The observatory closed in early 2020 in accordance with the U.S. Forest Service’s observance of COVID-19 and pandemic safety guidelines.
In September, the Bobcat Fire came so close to the historic structure that officials with the observatory feared the worst.
On Sept. 14, workers at the observatory posted a letter on its website which said the Bobcat Fire was “rapidly” heading toward the observatory and could reach it that day.
“As of Sunday night, it has crossed the river at the bottom of the canyon, passed Chantry Flats, and is headed rapidly upslope towards Mount Wilson. The fire will probably be upon us today.”
The fire came within 500 feet of the observatory, forcing firefighters to start backfires to absorb the fuel the fire would need to get closer to the observatory.
Mount Wilson will open at 10 a.m. every day the remainder of the summer and close at sunset. Parking will be available, and visitors can hike the grounds, gaze at the telescope domes that dot the landscape, and browse through the Historic Museum in the Lecture Hall.
The Observatory has also created an expansive multi-platform campaign to celebrate its history, “Discovering Mount Wilson.” Starting on Tuesday, Mount Wilson “Chapters” – brief stories about the Mountain’s history – will pop up on the Mount Wilson website, Facebook, Instagram, Twitter, donor newsletters and other platforms to showcase a rich legacy of astronomy narrative in the 20th century.
The Chapters will utilize archival images captured by the telescopes and pictures of the physical evolution of the mountain facility itself, which hosts two historically important telescopes: the 100-inch Hooker telescope, (featuring the world’s largest aperture from 1917 to 1949), and the 60-inch telescope (world’s largest operational telescope from 1908 to 1917).
Founded by George Ellery Hale in 1904, Mount Wilson Observatory has played host to a who’s who of important figures in 20th century astronomy, including Edwin Hubble, Albert Einstein, Harlow Shapley, Milton Humason and many others. The Chapters will lead readers to a better understanding of why Mount Wilson is “Where We Discovered Our Place in the Universe.”

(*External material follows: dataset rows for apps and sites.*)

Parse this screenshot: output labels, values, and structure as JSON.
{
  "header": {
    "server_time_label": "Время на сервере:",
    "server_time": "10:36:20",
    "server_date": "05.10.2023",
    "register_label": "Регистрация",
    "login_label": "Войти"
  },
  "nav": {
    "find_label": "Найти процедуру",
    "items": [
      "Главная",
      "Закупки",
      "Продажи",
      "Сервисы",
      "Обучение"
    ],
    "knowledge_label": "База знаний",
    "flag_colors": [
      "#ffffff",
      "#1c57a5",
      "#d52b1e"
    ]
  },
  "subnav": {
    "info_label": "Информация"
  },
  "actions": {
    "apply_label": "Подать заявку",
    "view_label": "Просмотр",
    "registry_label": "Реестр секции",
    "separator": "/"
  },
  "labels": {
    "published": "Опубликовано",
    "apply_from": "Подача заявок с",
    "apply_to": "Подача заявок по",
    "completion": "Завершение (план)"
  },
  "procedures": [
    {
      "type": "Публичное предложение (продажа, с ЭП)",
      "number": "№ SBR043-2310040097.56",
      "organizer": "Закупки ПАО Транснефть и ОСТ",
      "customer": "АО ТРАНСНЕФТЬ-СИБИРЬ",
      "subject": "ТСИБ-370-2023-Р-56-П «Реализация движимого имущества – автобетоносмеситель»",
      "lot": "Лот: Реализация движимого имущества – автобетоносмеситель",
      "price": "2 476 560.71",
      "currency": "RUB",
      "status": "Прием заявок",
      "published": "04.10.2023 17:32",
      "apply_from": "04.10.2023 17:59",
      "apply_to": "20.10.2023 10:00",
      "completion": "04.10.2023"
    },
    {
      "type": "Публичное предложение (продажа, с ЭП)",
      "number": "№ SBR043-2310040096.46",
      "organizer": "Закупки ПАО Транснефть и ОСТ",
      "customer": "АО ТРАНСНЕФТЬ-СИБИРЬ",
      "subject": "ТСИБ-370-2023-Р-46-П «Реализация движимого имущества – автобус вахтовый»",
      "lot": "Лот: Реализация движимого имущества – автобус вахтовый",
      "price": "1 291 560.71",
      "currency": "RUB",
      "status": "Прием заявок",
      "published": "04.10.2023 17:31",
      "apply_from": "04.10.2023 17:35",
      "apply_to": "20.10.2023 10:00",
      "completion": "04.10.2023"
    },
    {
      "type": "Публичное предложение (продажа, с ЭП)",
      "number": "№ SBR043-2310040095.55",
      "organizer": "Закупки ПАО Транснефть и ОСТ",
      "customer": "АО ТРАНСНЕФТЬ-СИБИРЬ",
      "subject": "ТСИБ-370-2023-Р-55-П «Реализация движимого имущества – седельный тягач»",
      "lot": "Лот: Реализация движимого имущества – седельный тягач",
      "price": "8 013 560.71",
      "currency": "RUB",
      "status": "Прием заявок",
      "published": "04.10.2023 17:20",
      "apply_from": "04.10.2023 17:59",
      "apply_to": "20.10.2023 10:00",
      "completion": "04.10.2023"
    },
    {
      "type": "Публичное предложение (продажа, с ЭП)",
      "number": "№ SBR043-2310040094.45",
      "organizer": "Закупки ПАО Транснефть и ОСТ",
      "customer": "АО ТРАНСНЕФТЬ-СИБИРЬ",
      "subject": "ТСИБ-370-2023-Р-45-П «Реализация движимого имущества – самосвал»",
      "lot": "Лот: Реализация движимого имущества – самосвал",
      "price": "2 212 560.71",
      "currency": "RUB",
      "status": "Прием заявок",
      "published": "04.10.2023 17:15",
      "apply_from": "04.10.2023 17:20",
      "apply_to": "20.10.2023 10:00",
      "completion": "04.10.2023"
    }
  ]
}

Mount Wilson Observatory is also accepting a limited number of reservations for night sky viewing on the 60-inch and 100-inch telescopes. These can be booked for evenings throughout the summer. Information about fees, available viewing dates, and reservation forms for private observation can be found at: